Two major coal plants in Chicago ceased operation this week.
From the Chicago Tribune:
The Fisk power plant, in service since 1903, burned its final batch of coal Thursday while its sister plant Crawford shut down by Wednesday, ending Chicago’s run as the only major U.S. city with two coal plants operating in its borders.
Their closings, confirmed by owner Midwest Generation, eliminate Chicago’s two biggest industrial sources of carbon dioxide emissions, which contribute to global warming. At their peak the plants supplied power to roughly 1 million homes.
Both plants went into operation before the Clean Air Act (Fisk in 1968), allowing them to take advantage of a clause that grandfathered in existing plants and postponed pollution upgrades for decades. Here’s Businessweek from last year:
Lawmakers gave Fisk, Crawford, and their ilk a Clean Air Act pass based on the expectation that the old plants would soon close anyway because of decrepitude and inefficiency. The act requires that if such plants are modernized, their owners have to bring them up to code. Congress didn’t anticipate that some power companies would forgo modernization. “A lot of utilities have used chewing gum, duct tape, and rubber bands to keep the old plants running, while arguing in court that the changes are merely ‘routine maintenance,’” says Henry Henderson, Midwest program director of the Natural Resources Defense Council.
When the upgrades became unavoidable, Midwest Generation chose closure.
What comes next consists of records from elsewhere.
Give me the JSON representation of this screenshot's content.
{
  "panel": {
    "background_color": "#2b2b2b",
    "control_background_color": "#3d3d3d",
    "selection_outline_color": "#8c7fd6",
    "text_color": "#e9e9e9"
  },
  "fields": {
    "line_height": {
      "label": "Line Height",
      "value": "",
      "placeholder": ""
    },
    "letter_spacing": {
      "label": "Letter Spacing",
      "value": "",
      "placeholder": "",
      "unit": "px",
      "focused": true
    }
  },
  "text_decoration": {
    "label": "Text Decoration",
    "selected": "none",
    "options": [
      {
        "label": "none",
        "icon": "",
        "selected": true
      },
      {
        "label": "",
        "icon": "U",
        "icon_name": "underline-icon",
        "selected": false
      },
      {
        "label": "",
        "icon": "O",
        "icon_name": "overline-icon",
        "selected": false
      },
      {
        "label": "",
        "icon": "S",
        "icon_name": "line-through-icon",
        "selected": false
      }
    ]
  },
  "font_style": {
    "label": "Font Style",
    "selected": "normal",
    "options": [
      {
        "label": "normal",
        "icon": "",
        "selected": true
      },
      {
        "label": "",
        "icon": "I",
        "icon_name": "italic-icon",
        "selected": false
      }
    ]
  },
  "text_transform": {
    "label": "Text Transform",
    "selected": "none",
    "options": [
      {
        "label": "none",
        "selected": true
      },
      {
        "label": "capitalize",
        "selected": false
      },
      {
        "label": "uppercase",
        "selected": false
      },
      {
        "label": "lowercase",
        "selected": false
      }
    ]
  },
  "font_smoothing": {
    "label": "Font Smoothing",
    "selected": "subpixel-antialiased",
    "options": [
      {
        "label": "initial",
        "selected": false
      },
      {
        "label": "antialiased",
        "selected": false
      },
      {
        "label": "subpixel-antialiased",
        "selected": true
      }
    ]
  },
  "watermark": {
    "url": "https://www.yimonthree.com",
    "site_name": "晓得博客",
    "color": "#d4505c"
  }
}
The company announced earlier this month that it would likely file for bankruptcy.
Chicago residents won’t see even a flicker in electrical service. The impact will mostly be felt by workers, though even that is limited.
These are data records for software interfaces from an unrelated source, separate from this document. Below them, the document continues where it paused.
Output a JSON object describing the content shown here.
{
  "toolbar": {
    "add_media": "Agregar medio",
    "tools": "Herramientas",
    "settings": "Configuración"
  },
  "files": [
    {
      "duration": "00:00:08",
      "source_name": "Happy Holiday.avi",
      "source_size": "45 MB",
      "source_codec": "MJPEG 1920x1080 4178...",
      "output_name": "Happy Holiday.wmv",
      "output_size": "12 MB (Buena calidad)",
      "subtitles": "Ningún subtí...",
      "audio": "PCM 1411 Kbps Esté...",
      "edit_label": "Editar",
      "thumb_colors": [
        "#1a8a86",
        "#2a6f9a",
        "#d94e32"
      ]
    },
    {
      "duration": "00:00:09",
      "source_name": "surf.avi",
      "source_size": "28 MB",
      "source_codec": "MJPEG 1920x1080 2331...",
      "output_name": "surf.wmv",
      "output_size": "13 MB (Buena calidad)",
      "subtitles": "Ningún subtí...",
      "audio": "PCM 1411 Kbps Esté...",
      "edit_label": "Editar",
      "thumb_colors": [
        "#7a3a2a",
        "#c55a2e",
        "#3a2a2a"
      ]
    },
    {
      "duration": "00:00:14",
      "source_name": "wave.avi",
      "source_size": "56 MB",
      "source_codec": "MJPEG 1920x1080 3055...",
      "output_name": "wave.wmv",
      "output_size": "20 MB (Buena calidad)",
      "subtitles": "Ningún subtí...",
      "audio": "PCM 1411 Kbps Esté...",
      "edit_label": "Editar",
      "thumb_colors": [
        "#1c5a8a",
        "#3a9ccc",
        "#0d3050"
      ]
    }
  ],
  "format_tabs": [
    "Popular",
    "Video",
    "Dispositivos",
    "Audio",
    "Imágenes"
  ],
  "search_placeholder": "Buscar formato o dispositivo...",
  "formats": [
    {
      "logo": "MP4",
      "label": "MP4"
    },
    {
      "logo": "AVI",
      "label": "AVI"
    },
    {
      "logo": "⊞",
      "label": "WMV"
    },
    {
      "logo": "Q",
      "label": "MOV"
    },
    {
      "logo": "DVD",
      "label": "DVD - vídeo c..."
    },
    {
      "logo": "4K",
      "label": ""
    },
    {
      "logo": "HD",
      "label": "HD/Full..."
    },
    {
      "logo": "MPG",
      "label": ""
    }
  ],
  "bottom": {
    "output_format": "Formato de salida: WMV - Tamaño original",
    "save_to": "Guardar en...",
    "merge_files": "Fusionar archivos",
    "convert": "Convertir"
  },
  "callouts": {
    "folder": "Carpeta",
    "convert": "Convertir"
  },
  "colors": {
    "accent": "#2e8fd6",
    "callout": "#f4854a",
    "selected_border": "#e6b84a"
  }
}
In total, Midwest Generation said 200 layoffs and retirements are expected across its fleet of Illinois plants. At Fisk and Crawford, 40 people are retiring with severance packages negotiated by the union, said company spokeswoman Susan Olavarria. In addition, she said 15 people are being laid off and 95 others have landed positions at other company plants.
Shifts in economic sectors are necessarily and unfortunately disruptive.
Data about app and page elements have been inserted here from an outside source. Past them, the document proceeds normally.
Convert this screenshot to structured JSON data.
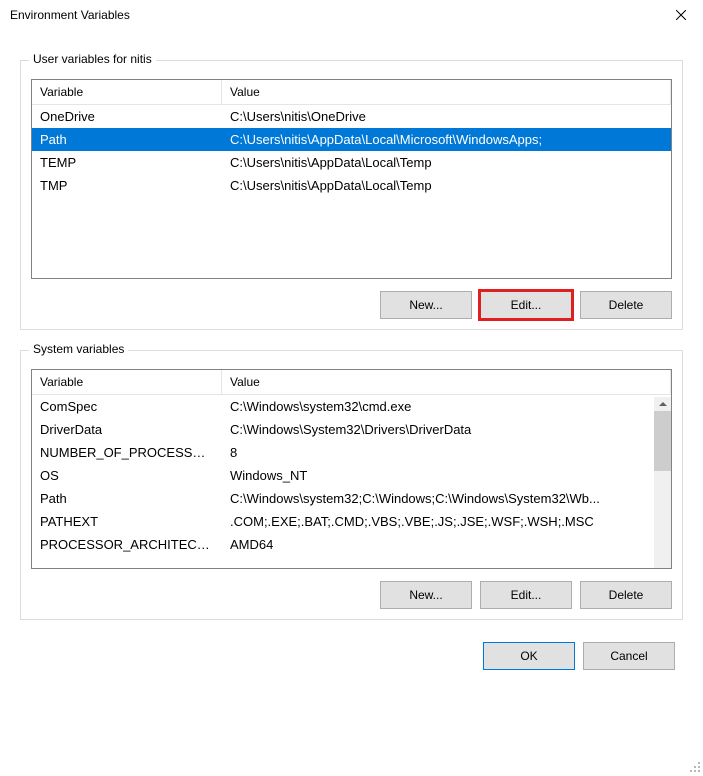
{
  "window": {
    "title": "Environment Variables"
  },
  "userSection": {
    "label": "User variables for nitis",
    "columns": {
      "variable": "Variable",
      "value": "Value"
    },
    "rows": [
      {
        "variable": "OneDrive",
        "value": "C:\\Users\\nitis\\OneDrive",
        "selected": false
      },
      {
        "variable": "Path",
        "value": "C:\\Users\\nitis\\AppData\\Local\\Microsoft\\WindowsApps;",
        "selected": true
      },
      {
        "variable": "TEMP",
        "value": "C:\\Users\\nitis\\AppData\\Local\\Temp",
        "selected": false
      },
      {
        "variable": "TMP",
        "value": "C:\\Users\\nitis\\AppData\\Local\\Temp",
        "selected": false
      }
    ],
    "buttons": {
      "new": "New...",
      "edit": "Edit...",
      "delete": "Delete"
    }
  },
  "systemSection": {
    "label": "System variables",
    "columns": {
      "variable": "Variable",
      "value": "Value"
    },
    "rows": [
      {
        "variable": "ComSpec",
        "value": "C:\\Windows\\system32\\cmd.exe"
      },
      {
        "variable": "DriverData",
        "value": "C:\\Windows\\System32\\Drivers\\DriverData"
      },
      {
        "variable": "NUMBER_OF_PROCESSORS",
        "value": "8"
      },
      {
        "variable": "OS",
        "value": "Windows_NT"
      },
      {
        "variable": "Path",
        "value": "C:\\Windows\\system32;C:\\Windows;C:\\Windows\\System32\\Wb..."
      },
      {
        "variable": "PATHEXT",
        "value": ".COM;.EXE;.BAT;.CMD;.VBS;.VBE;.JS;.JSE;.WSF;.WSH;.MSC"
      },
      {
        "variable": "PROCESSOR_ARCHITECTU...",
        "value": "AMD64"
      }
    ],
    "buttons": {
      "new": "New...",
      "edit": "Edit...",
      "delete": "Delete"
    }
  },
  "dialogButtons": {
    "ok": "OK",
    "cancel": "Cancel"
  }
}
But the closure of Fisk also means that 15 fewer area residents will die prematurely each year. That disruption is worth it.